● **Description of the task**: Leave out the pictures and reproduce all of the data exactly.

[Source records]

============

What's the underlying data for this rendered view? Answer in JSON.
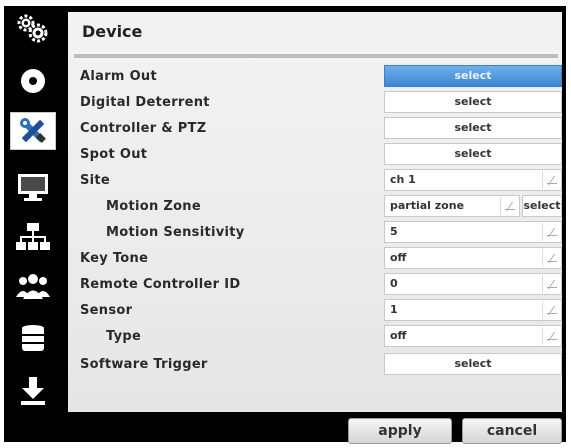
{
  "panel": {
    "title": "Device"
  },
  "sidebar": {
    "items": [
      {
        "icon": "gears-icon"
      },
      {
        "icon": "disc-icon"
      },
      {
        "icon": "tools-icon",
        "active": true
      },
      {
        "icon": "monitor-icon"
      },
      {
        "icon": "network-icon"
      },
      {
        "icon": "users-icon"
      },
      {
        "icon": "database-icon"
      },
      {
        "icon": "download-icon"
      }
    ]
  },
  "rows": {
    "alarm_out": {
      "label": "Alarm Out",
      "button": "select"
    },
    "digital_deterrent": {
      "label": "Digital Deterrent",
      "button": "select"
    },
    "controller_ptz": {
      "label": "Controller & PTZ",
      "button": "select"
    },
    "spot_out": {
      "label": "Spot Out",
      "button": "select"
    },
    "site": {
      "label": "Site",
      "value": "ch 1"
    },
    "motion_zone": {
      "label": "Motion Zone",
      "value": "partial zone",
      "button": "select"
    },
    "motion_sensitivity": {
      "label": "Motion Sensitivity",
      "value": "5"
    },
    "key_tone": {
      "label": "Key Tone",
      "value": "off"
    },
    "remote_controller_id": {
      "label": "Remote Controller ID",
      "value": "0"
    },
    "sensor": {
      "label": "Sensor",
      "value": "1"
    },
    "type": {
      "label": "Type",
      "value": "off"
    },
    "software_trigger": {
      "label": "Software Trigger",
      "button": "select"
    }
  },
  "footer": {
    "apply": "apply",
    "cancel": "cancel"
  },
  "colors": {
    "selected": "#4a94dc",
    "panel": "#ececec",
    "frame": "#000000"
  }
}
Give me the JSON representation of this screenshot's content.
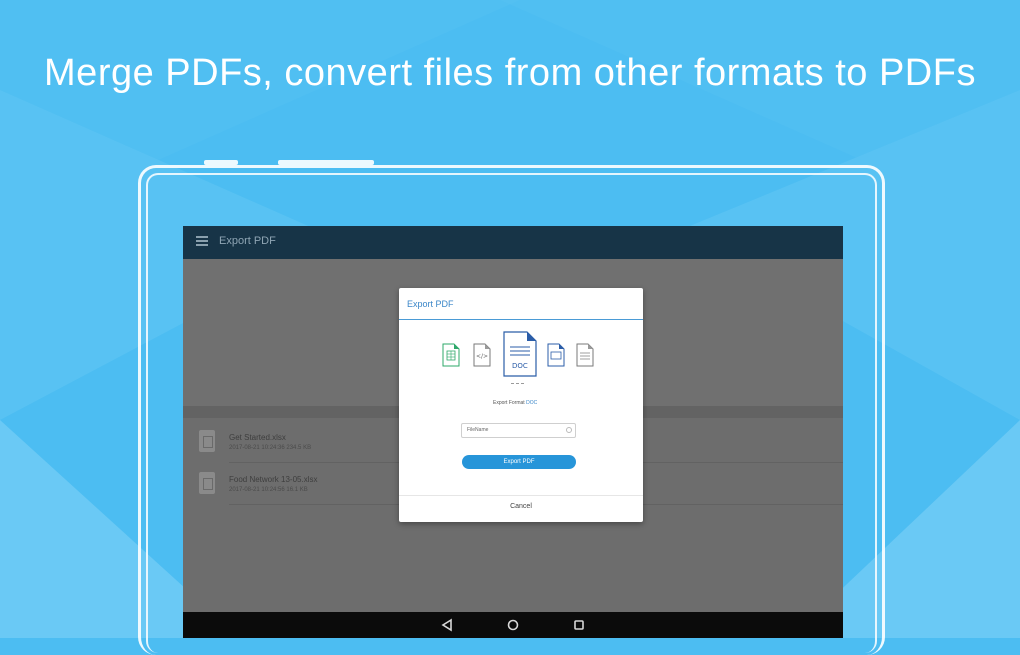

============

● **The completed task**:
What's the underlying data for this rendered view? Answer in JSON.
{
  "panel": {
    "title": "Device"
  },
  "sidebar": {
    "items": [
      {
        "icon": "gears-icon"
      },
      {
        "icon": "disc-icon"
      },
      {
        "icon": "tools-icon",
        "active": true
      },
      {
        "icon": "monitor-icon"
      },
      {
        "icon": "network-icon"
      },
      {
        "icon": "users-icon"
      },
      {
        "icon": "database-icon"
      },
      {
        "icon": "download-icon"
      }
    ]
  },
  "rows": {
    "alarm_out": {
      "label": "Alarm Out",
      "button": "select"
    },
    "digital_deterrent": {
      "label": "Digital Deterrent",
      "button": "select"
    },
    "controller_ptz": {
      "label": "Controller & PTZ",
      "button": "select"
    },
    "spot_out": {
      "label": "Spot Out",
      "button": "select"
    },
    "site": {
      "label": "Site",
      "value": "ch 1"
    },
    "motion_zone": {
      "label": "Motion Zone",
      "value": "partial zone",
      "button": "select"
    },
    "motion_sensitivity": {
      "label": "Motion Sensitivity",
      "value": "5"
    },
    "key_tone": {
      "label": "Key Tone",
      "value": "off"
    },
    "remote_controller_id": {
      "label": "Remote Controller ID",
      "value": "0"
    },
    "sensor": {
      "label": "Sensor",
      "value": "1"
    },
    "type": {
      "label": "Type",
      "value": "off"
    },
    "software_trigger": {
      "label": "Software Trigger",
      "button": "select"
    }
  },
  "footer": {
    "apply": "apply",
    "cancel": "cancel"
  },
  "colors": {
    "selected": "#4a94dc",
    "panel": "#ececec",
    "frame": "#000000"
  }
}
Give me the JSON representation of this screenshot's content.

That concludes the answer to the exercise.